- As regards importing food products, India is known to have strict packaging and labelling requirements that ensure imported food products carry all the relevant information on the packaging/labelling before entering the market for sale/consumption. For more information on rules relating to packaged commodities, please refer to our articles on Legal Metrology 
In light of the above, the health and safety risks of ingestion of counterfeit/unregulated food products that are circulating in the market without any rigorous quality control become imperative. In this regard, the Trade Marks Act, 1999, offers remedies to counter infringement and counterfeiting under Section 135, in addition to Sections 102 and 103, which deal with falsification and false application of a trademark. Notably, Section 103 mandates imprisonment of three (3) years and a fine up to two lakh rupees as penalties for counterfeiting and can be employed in cases of fake packaging. Another effective recourse against a counterfeiter of a food product can be taken under the Prevention of Food Adulteration Act, 1954, which prohibits manufacture and sale of “misbranded food” and provides stringent penalties for counterfeiters who are infringing trademark rights. Since charges under multiple statutes can be clubbed into one, these remedies are not mutually exclusive of each other and may be pleaded together.
However, brand owners are now coming up with ingenious ways to combat large scale counterfeiting on their own.
- For instance, in 2017 Cargill Foods India announced that they will be investing approximately INR 2, 00,00,000 (USD 279152.20) in anti-counterfeiting technology for its cooking oil brand Gemini.
- Brand owners are also increasing consumer reliance on packaging by recognizing it as a fundamental component of source indication for food items.
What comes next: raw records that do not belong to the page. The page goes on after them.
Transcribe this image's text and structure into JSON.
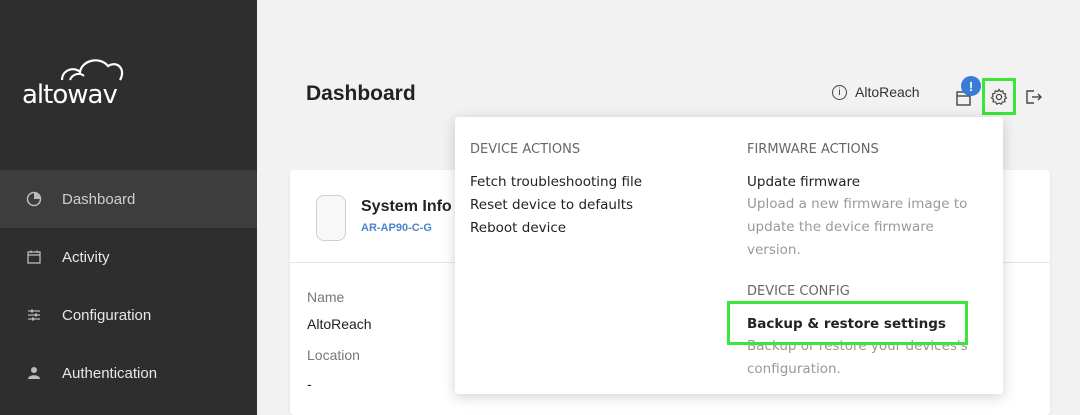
{
  "brand": {
    "logo_text": "altowav"
  },
  "sidebar": {
    "items": [
      {
        "label": "Dashboard",
        "icon": "pie-chart-icon",
        "active": true
      },
      {
        "label": "Activity",
        "icon": "calendar-icon",
        "active": false
      },
      {
        "label": "Configuration",
        "icon": "sliders-icon",
        "active": false
      },
      {
        "label": "Authentication",
        "icon": "user-icon",
        "active": false
      }
    ]
  },
  "header": {
    "title": "Dashboard",
    "device_name": "AltoReach",
    "notification_count": "!",
    "icons": [
      "info-icon",
      "notifications-icon",
      "settings-gear-icon",
      "logout-icon"
    ]
  },
  "card": {
    "title": "System Info",
    "model": "AR-AP90-C-G",
    "fields": [
      {
        "label": "Name",
        "value": "AltoReach"
      },
      {
        "label": "Location",
        "value": "-"
      }
    ]
  },
  "dropdown": {
    "device_actions": {
      "heading": "DEVICE ACTIONS",
      "items": [
        "Fetch troubleshooting file",
        "Reset device to defaults",
        "Reboot device"
      ]
    },
    "firmware_actions": {
      "heading": "FIRMWARE ACTIONS",
      "update_label": "Update firmware",
      "update_desc": "Upload a new firmware image to update the device firmware version."
    },
    "device_config": {
      "heading": "DEVICE CONFIG",
      "backup_label": "Backup & restore settings",
      "backup_desc": "Backup or restore your devices's configuration."
    }
  },
  "colors": {
    "sidebar_bg": "#2e2e2e",
    "accent_blue": "#3a7bd5",
    "highlight": "#39e639"
  }
}
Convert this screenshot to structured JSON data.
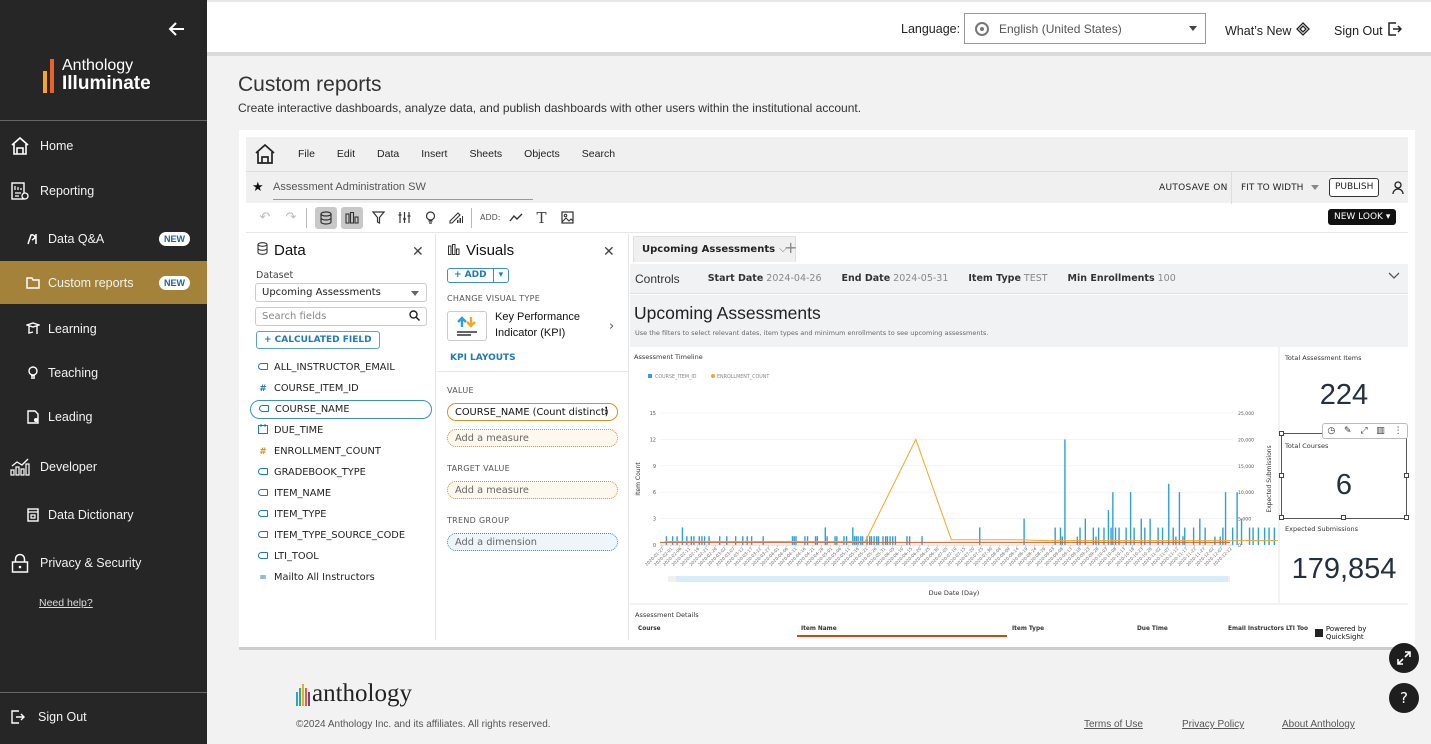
{
  "sidebar": {
    "brand_line1": "Anthology",
    "brand_line2": "Illuminate",
    "items": [
      {
        "label": "Home",
        "icon": "home-icon"
      },
      {
        "label": "Reporting",
        "icon": "reporting-icon"
      },
      {
        "label": "Data Q&A",
        "icon": "data-qa-icon",
        "badge": "NEW"
      },
      {
        "label": "Custom reports",
        "icon": "folder-icon",
        "badge": "NEW",
        "active": true
      },
      {
        "label": "Learning",
        "icon": "learning-icon"
      },
      {
        "label": "Teaching",
        "icon": "lightbulb-icon"
      },
      {
        "label": "Leading",
        "icon": "leading-icon"
      },
      {
        "label": "Developer",
        "icon": "developer-chart-icon"
      },
      {
        "label": "Data Dictionary",
        "icon": "dictionary-icon"
      },
      {
        "label": "Privacy & Security",
        "icon": "lock-icon"
      }
    ],
    "need_help": "Need help?",
    "sign_out": "Sign Out"
  },
  "topbar": {
    "language_label": "Language:",
    "language_value": "English (United States)",
    "whats_new": "What’s New",
    "sign_out": "Sign Out"
  },
  "page": {
    "title": "Custom reports",
    "subtitle": "Create interactive dashboards, analyze data, and publish dashboards with other users within the institutional account."
  },
  "quicksight": {
    "menu": [
      "File",
      "Edit",
      "Data",
      "Insert",
      "Sheets",
      "Objects",
      "Search"
    ],
    "analysis_name": "Assessment Administration SW",
    "autosave": "AUTOSAVE ON",
    "fit": "FIT TO WIDTH",
    "publish": "PUBLISH",
    "add_label": "ADD:",
    "new_look": "NEW LOOK",
    "data_panel": {
      "title": "Data",
      "dataset_label": "Dataset",
      "dataset_value": "Upcoming Assessments",
      "search_placeholder": "Search fields",
      "calc_field": "+ CALCULATED FIELD",
      "fields": [
        {
          "name": "ALL_INSTRUCTOR_EMAIL",
          "type": "dimension"
        },
        {
          "name": "COURSE_ITEM_ID",
          "type": "measure-id"
        },
        {
          "name": "COURSE_NAME",
          "type": "dimension",
          "selected": true
        },
        {
          "name": "DUE_TIME",
          "type": "date"
        },
        {
          "name": "ENROLLMENT_COUNT",
          "type": "measure"
        },
        {
          "name": "GRADEBOOK_TYPE",
          "type": "dimension"
        },
        {
          "name": "ITEM_NAME",
          "type": "dimension"
        },
        {
          "name": "ITEM_TYPE",
          "type": "dimension"
        },
        {
          "name": "ITEM_TYPE_SOURCE_CODE",
          "type": "dimension"
        },
        {
          "name": "LTI_TOOL",
          "type": "dimension"
        },
        {
          "name": "Mailto All Instructors",
          "type": "calculated"
        }
      ]
    },
    "visuals_panel": {
      "title": "Visuals",
      "add": "+ ADD",
      "change_type_label": "CHANGE VISUAL TYPE",
      "visual_type": "Key Performance Indicator (KPI)",
      "kpi_layouts": "KPI LAYOUTS",
      "value_label": "VALUE",
      "value_field": "COURSE_NAME (Count distinct)",
      "add_measure": "Add a measure",
      "target_label": "TARGET VALUE",
      "target_placeholder": "Add a measure",
      "trend_label": "TREND GROUP",
      "trend_placeholder": "Add a dimension"
    },
    "sheet": {
      "tab": "Upcoming Assessments",
      "controls_label": "Controls",
      "controls": [
        {
          "label": "Start Date",
          "value": "2024-04-26"
        },
        {
          "label": "End Date",
          "value": "2024-05-31"
        },
        {
          "label": "Item Type",
          "value": "TEST"
        },
        {
          "label": "Min Enrollments",
          "value": "100"
        }
      ],
      "title": "Upcoming Assessments",
      "description": "Use the filters to select relevant dates, item types and minimum enrollments to see upcoming assessments.",
      "kpis": [
        {
          "label": "Total Assessment Items",
          "value": "224"
        },
        {
          "label": "Total Courses",
          "value": "6"
        },
        {
          "label": "Expected Submissions",
          "value": "179,854"
        }
      ],
      "details": {
        "title": "Assessment Details",
        "columns": [
          "Course",
          "Item Name",
          "Item Type",
          "Due Time",
          "Email Instructors",
          "LTI Too"
        ]
      },
      "powered_by": "Powered by QuickSight"
    }
  },
  "chart_data": {
    "type": "bar",
    "title": "Assessment Timeline",
    "xlabel": "Due Date (Day)",
    "ylabel": "Item Count",
    "y2label": "Expected Submissions",
    "ylim": [
      0,
      15
    ],
    "y_ticks": [
      "0",
      "3",
      "6",
      "9",
      "12",
      "15"
    ],
    "y2lim": [
      0,
      25000
    ],
    "y2_ticks": [
      "0",
      "5,000",
      "10,000",
      "15,000",
      "20,000",
      "25,000"
    ],
    "legend": [
      {
        "name": "COURSE_ITEM_ID",
        "color": "#2ca0d9"
      },
      {
        "name": "ENROLLMENT_COUNT",
        "color": "#f5a623"
      }
    ],
    "legend_position": "top-left",
    "x_tick_labels": [
      "2020-01-27",
      "2020-02-01",
      "2020-02-06",
      "2020-02-11",
      "2020-02-16",
      "2020-02-21",
      "2020-02-26",
      "2020-03-02",
      "2020-03-07",
      "2020-03-12",
      "2020-03-17",
      "2020-03-22",
      "2020-03-27",
      "2020-04-01",
      "2020-04-06",
      "2020-04-11",
      "2020-04-16",
      "2020-04-21",
      "2020-04-26",
      "2020-05-01",
      "2020-05-06",
      "2020-05-11",
      "2020-05-16",
      "2020-05-21",
      "2020-05-26",
      "2020-05-31",
      "2020-06-05",
      "2020-06-10",
      "2020-06-15",
      "2020-06-20",
      "2020-06-25",
      "2020-06-30",
      "2020-07-05",
      "2020-07-10",
      "2020-07-15",
      "2020-07-20",
      "2020-07-25",
      "2020-07-30",
      "2020-08-04",
      "2020-08-09",
      "2020-08-14",
      "2020-08-19",
      "2020-08-24",
      "2020-08-29",
      "2020-09-03",
      "2020-09-08",
      "2020-09-13",
      "2020-09-18",
      "2020-09-23",
      "2020-09-28",
      "2020-10-03",
      "2020-10-08",
      "2020-10-13",
      "2020-10-18",
      "2020-10-23",
      "2020-10-28",
      "2020-11-02",
      "2020-11-07",
      "2020-11-12",
      "2020-11-17",
      "2020-11-22",
      "2020-11-27",
      "2020-12-02",
      "2020-12-07",
      "2020-12-12"
    ],
    "bars_item_count": [
      {
        "x": 0.5,
        "v": 1
      },
      {
        "x": 1.2,
        "v": 1
      },
      {
        "x": 1.7,
        "v": 1
      },
      {
        "x": 2.3,
        "v": 2
      },
      {
        "x": 2.8,
        "v": 1
      },
      {
        "x": 3.3,
        "v": 1
      },
      {
        "x": 3.6,
        "v": 1
      },
      {
        "x": 4.2,
        "v": 1
      },
      {
        "x": 4.5,
        "v": 1
      },
      {
        "x": 4.8,
        "v": 1
      },
      {
        "x": 5.3,
        "v": 1
      },
      {
        "x": 6.5,
        "v": 1
      },
      {
        "x": 7.3,
        "v": 1
      },
      {
        "x": 8.3,
        "v": 1
      },
      {
        "x": 9.1,
        "v": 1
      },
      {
        "x": 9.6,
        "v": 1
      },
      {
        "x": 10.1,
        "v": 1
      },
      {
        "x": 11.4,
        "v": 1
      },
      {
        "x": 14.7,
        "v": 1
      },
      {
        "x": 14.9,
        "v": 1
      },
      {
        "x": 15.1,
        "v": 1
      },
      {
        "x": 16.1,
        "v": 1
      },
      {
        "x": 16.4,
        "v": 1
      },
      {
        "x": 17.3,
        "v": 1
      },
      {
        "x": 17.5,
        "v": 1
      },
      {
        "x": 18.4,
        "v": 2
      },
      {
        "x": 18.6,
        "v": 1
      },
      {
        "x": 19.5,
        "v": 1
      },
      {
        "x": 19.7,
        "v": 1
      },
      {
        "x": 20.5,
        "v": 1
      },
      {
        "x": 20.8,
        "v": 1
      },
      {
        "x": 21.5,
        "v": 2
      },
      {
        "x": 21.7,
        "v": 1
      },
      {
        "x": 21.9,
        "v": 1
      },
      {
        "x": 22.1,
        "v": 1
      },
      {
        "x": 22.4,
        "v": 1
      },
      {
        "x": 22.6,
        "v": 1
      },
      {
        "x": 23.1,
        "v": 1
      },
      {
        "x": 23.4,
        "v": 1
      },
      {
        "x": 23.6,
        "v": 1
      },
      {
        "x": 23.9,
        "v": 1
      },
      {
        "x": 24.2,
        "v": 1
      },
      {
        "x": 24.4,
        "v": 1
      },
      {
        "x": 24.9,
        "v": 1
      },
      {
        "x": 25.2,
        "v": 1
      },
      {
        "x": 25.4,
        "v": 1
      },
      {
        "x": 25.7,
        "v": 1
      },
      {
        "x": 26.0,
        "v": 1
      },
      {
        "x": 26.3,
        "v": 1
      },
      {
        "x": 27.6,
        "v": 1
      },
      {
        "x": 27.9,
        "v": 1
      },
      {
        "x": 29.3,
        "v": 1
      },
      {
        "x": 35.8,
        "v": 2
      },
      {
        "x": 40.8,
        "v": 3
      },
      {
        "x": 58.7,
        "v": 1
      }
    ],
    "bars_expected_submissions": [
      {
        "x": 44.3,
        "v": 3300
      },
      {
        "x": 44.9,
        "v": 3300
      },
      {
        "x": 45.1,
        "v": 1600
      },
      {
        "x": 45.4,
        "v": 20000
      },
      {
        "x": 46.8,
        "v": 1600
      },
      {
        "x": 47.1,
        "v": 3300
      },
      {
        "x": 47.7,
        "v": 5000
      },
      {
        "x": 48.6,
        "v": 3300
      },
      {
        "x": 48.9,
        "v": 1600
      },
      {
        "x": 49.2,
        "v": 3300
      },
      {
        "x": 49.8,
        "v": 3300
      },
      {
        "x": 50.3,
        "v": 6600
      },
      {
        "x": 50.6,
        "v": 3300
      },
      {
        "x": 50.8,
        "v": 10000
      },
      {
        "x": 51.1,
        "v": 3300
      },
      {
        "x": 51.5,
        "v": 3300
      },
      {
        "x": 52.3,
        "v": 3300
      },
      {
        "x": 52.8,
        "v": 10000
      },
      {
        "x": 53.2,
        "v": 3300
      },
      {
        "x": 54.0,
        "v": 5000
      },
      {
        "x": 54.4,
        "v": 3300
      },
      {
        "x": 55.0,
        "v": 5000
      },
      {
        "x": 55.9,
        "v": 3300
      },
      {
        "x": 56.4,
        "v": 3300
      },
      {
        "x": 57.1,
        "v": 11600
      },
      {
        "x": 57.6,
        "v": 3300
      },
      {
        "x": 57.9,
        "v": 1600
      },
      {
        "x": 58.3,
        "v": 10000
      },
      {
        "x": 58.9,
        "v": 3300
      },
      {
        "x": 59.9,
        "v": 3300
      },
      {
        "x": 60.6,
        "v": 5000
      },
      {
        "x": 61.2,
        "v": 3300
      },
      {
        "x": 62.3,
        "v": 1600
      },
      {
        "x": 62.9,
        "v": 1600
      },
      {
        "x": 63.2,
        "v": 3300
      },
      {
        "x": 63.5,
        "v": 10000
      },
      {
        "x": 64.3,
        "v": 3300
      },
      {
        "x": 64.8,
        "v": 10000
      },
      {
        "x": 65.3,
        "v": 5000
      },
      {
        "x": 66.2,
        "v": 3300
      },
      {
        "x": 66.6,
        "v": 3300
      },
      {
        "x": 67.2,
        "v": 3300
      },
      {
        "x": 67.9,
        "v": 3300
      },
      {
        "x": 68.4,
        "v": 3300
      },
      {
        "x": 69.0,
        "v": 3300
      },
      {
        "x": 70.1,
        "v": 3300
      },
      {
        "x": 70.6,
        "v": 10000
      },
      {
        "x": 71.0,
        "v": 11600
      },
      {
        "x": 72.0,
        "v": 3300
      },
      {
        "x": 72.3,
        "v": 1600
      },
      {
        "x": 73.9,
        "v": 6600
      },
      {
        "x": 74.2,
        "v": 11600
      }
    ],
    "line_enrollment_count": [
      [
        0.3,
        0.4
      ],
      [
        22.9,
        0.4
      ],
      [
        28.6,
        12
      ],
      [
        32.6,
        0.6
      ],
      [
        39.5,
        0.6
      ],
      [
        43.5,
        0.5
      ],
      [
        74.3,
        0.5
      ]
    ],
    "reference_line": 0.3
  }
}
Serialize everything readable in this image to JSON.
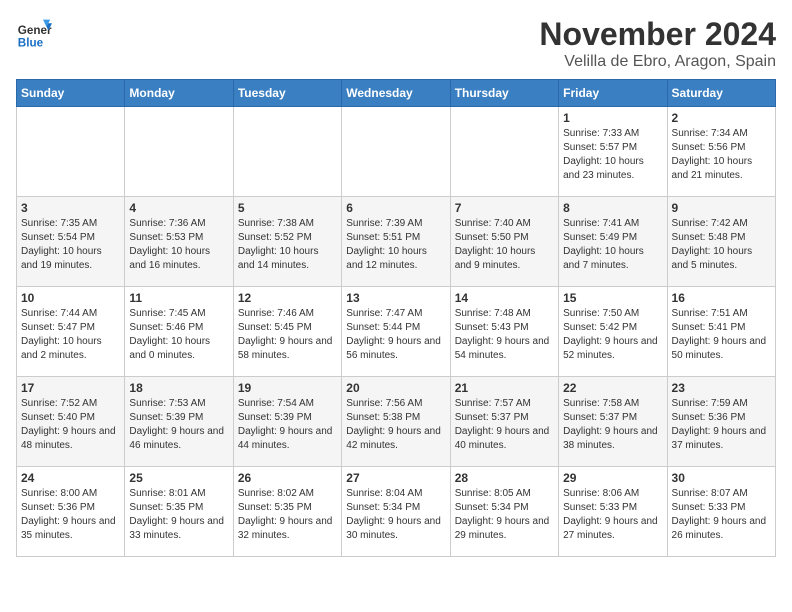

What is required now, is a need for brand owners to think one step ahead and ensure they have all the requisite protections that they can enforce against counterfeiters.
For instance, after acquiring copyright and trademark rights for their packaging/labelling, brand owners can apply to register their trademarks with the Customs Authority of India,